Local elections are coming up on April 6, 2021, and it is these elections, often featuring school board races and school funding referenda, that PTAs and their members are most often involved with. Because PTAs are 501(c)(3) nonprofit organizations, the IRS sets specific limits on what PTAs can and can’t do regarding elections. Failure to follow these requirements can cost your PTA its nonprofit status.

The best way to remember what PTAs can and can’t do regarding elections is the phrase, “Issues, not people.” That means that PTAs should engage on issues, voter registration, and voter education, not specific candidates. Therefore, PTAs:

  • Do not endorse individual candidates. The IRS prohibits 501(c)3 organizations from endorsing individual candidates.
  • Do not allow political campaigning at PTA events. While you may have a PTA member who is a candidate for elected office attending a PTA event because their child goes to your school, you cannot allow the person to speak as a political candidate at the event. If the candidate is your PTA president or event chair and needs to speak at the event, they cannot mention that they are running for office during their speech. If the candidate posts a selfie with your PTA’s logo in the background on their social media or campaign site, you should ask them to take the image down to protect your PTA’s 501(c)(3) status and to avoid any implication that the PTA endorses the candidate.
  • Do not solicit or accept donations or sponsorships from a political campaign fund. Such donations give the appearance of support for the candidate by the PTA. Candidates can donate personal funds to support PTA activities (e.g., paying a membership fee from their own pocket to join your PTA).
  • Do not link the PTA name or logo with a political candidate or party. PTA members running for office may cite their PTA leadership experience as one of their qualifications for office, but cannot have the PTA appear to endorse them. Likewise, if a PTA leader is asked to speak at a candidate’s campaign event, they should be introduced without citing their PTA position (e.g., “Our next speaker is local PTA president Jane Smith.” Is not allowed).
  • Do not send ballot issue or election literature of any kind home with students. The backpack express may be a convenient way of sharing PTA information, but for election issues, the PTA must use its own resources to share that information.

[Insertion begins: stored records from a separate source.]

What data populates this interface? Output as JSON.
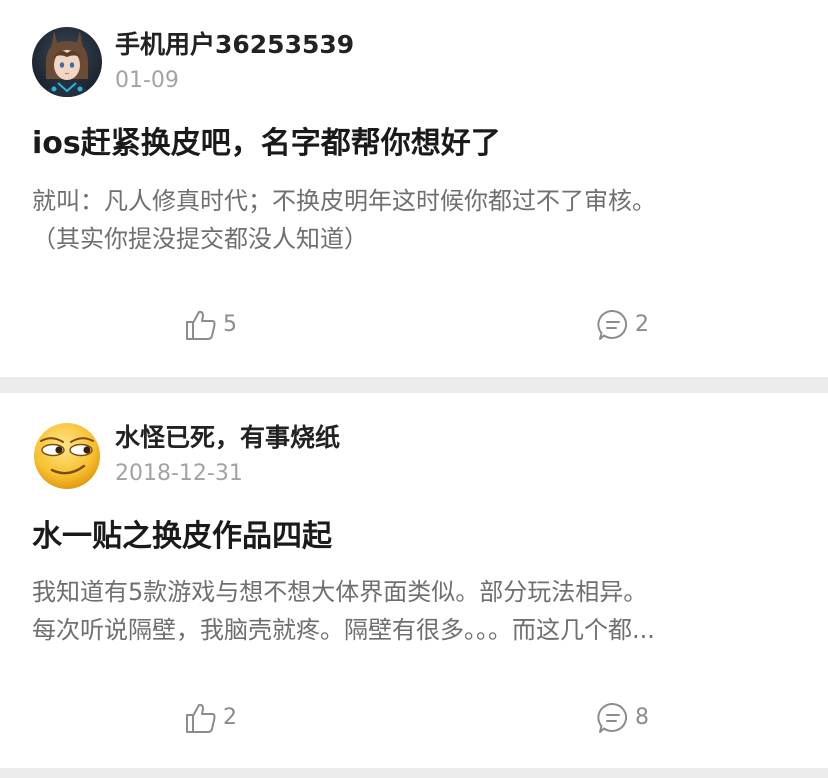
{
  "posts": [
    {
      "username": "手机用户36253539",
      "date": "01-09",
      "title": "ios赶紧换皮吧，名字都帮你想好了",
      "body_lines": [
        "就叫：凡人修真时代；不换皮明年这时候你都过不了审核。",
        "（其实你提没提交都没人知道）"
      ],
      "likes": "5",
      "comments": "2",
      "avatar": "anime-girl-avatar"
    },
    {
      "username": "水怪已死，有事烧纸",
      "date": "2018-12-31",
      "title": "水一贴之换皮作品四起",
      "body_lines": [
        "我知道有5款游戏与想不想大体界面类似。部分玩法相异。",
        "每次听说隔壁，我脑壳就疼。隔壁有很多。。。而这几个都..."
      ],
      "likes": "2",
      "comments": "8",
      "avatar": "smirk-emoji-avatar"
    }
  ],
  "icons": {
    "like": "thumbs-up-icon",
    "comment": "comment-bubble-icon"
  },
  "colors": {
    "background": "#ebebeb",
    "card": "#ffffff",
    "title": "#1a1a1a",
    "body": "#6f6f6f",
    "meta": "#a3a3a3",
    "action": "#8c8c8c"
  }
}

While there are some specific things your PTA cannot do regarding elections, there still is a lot that is allowed under the IRS regulations. Your PTA can:

  • Sponsor voter registration efforts. PTAs must register everyone qualified to vote that asks to do so and can’t screen registrations (e.g., only registering Democrats or Republicans).
  • Encourage citizens to vote. PTAs can publicize election dates and polling places as well as a list of all candidates running for office.
  • Produce voter education materials. Voter guides or voting records must include information for all candidates (or note that the candidate was contacted and did not respond).
  • Host candidate forums. All candidates must be invited to participate in the forum, though some may choose not to do so. Each candidate should be given equal time to speak.
  • Support or oppose ballot issues. PTAs can endorse issues such as bond referenda if their membership votes to do so. Likewise, PTA Councils can endorse issues if a majority of PTAs in the council are directed by their membership to do so. While candidates may have a position for a ballot issue as part of their platform, that does not mean that the PTA supports that candidate, and the PTA cannot endorse a candidate that supports their position.
  • Produce literature on your PTA’s position on an issue. PTAs may produce literature on their position on an issue that their membership has voted to support or oppose. The IRS limits the money spent for such activities to “an insubstantial amount” of the PTA’s gross revenue (i.e., all the money the PTA takes in during its fiscal year). This amount is generally viewed as being less than 5% of gross revenue. Note that this limit applies to all of the PTA’s lobbying throughout the year. If your PTA votes to spend PTA funds to develop advocacy materials, it must be approved at a general membership meeting and recorded in the minutes.

Finally, National PTA has partnered with Nonprofit VOTE to create a series of election guides and other materials to help PTAs navigate the legal ins and outs of nonprofit election laws. These materials include:

Advocacy efforts are a great way for PTAs to engage with their community, to energize their members, and to attract new members, but be sure to follow the requirements above when doing so to protect your PTA’s nonprofit status.

Photo © 2010 by Alan Cleaver under Creative Commons license.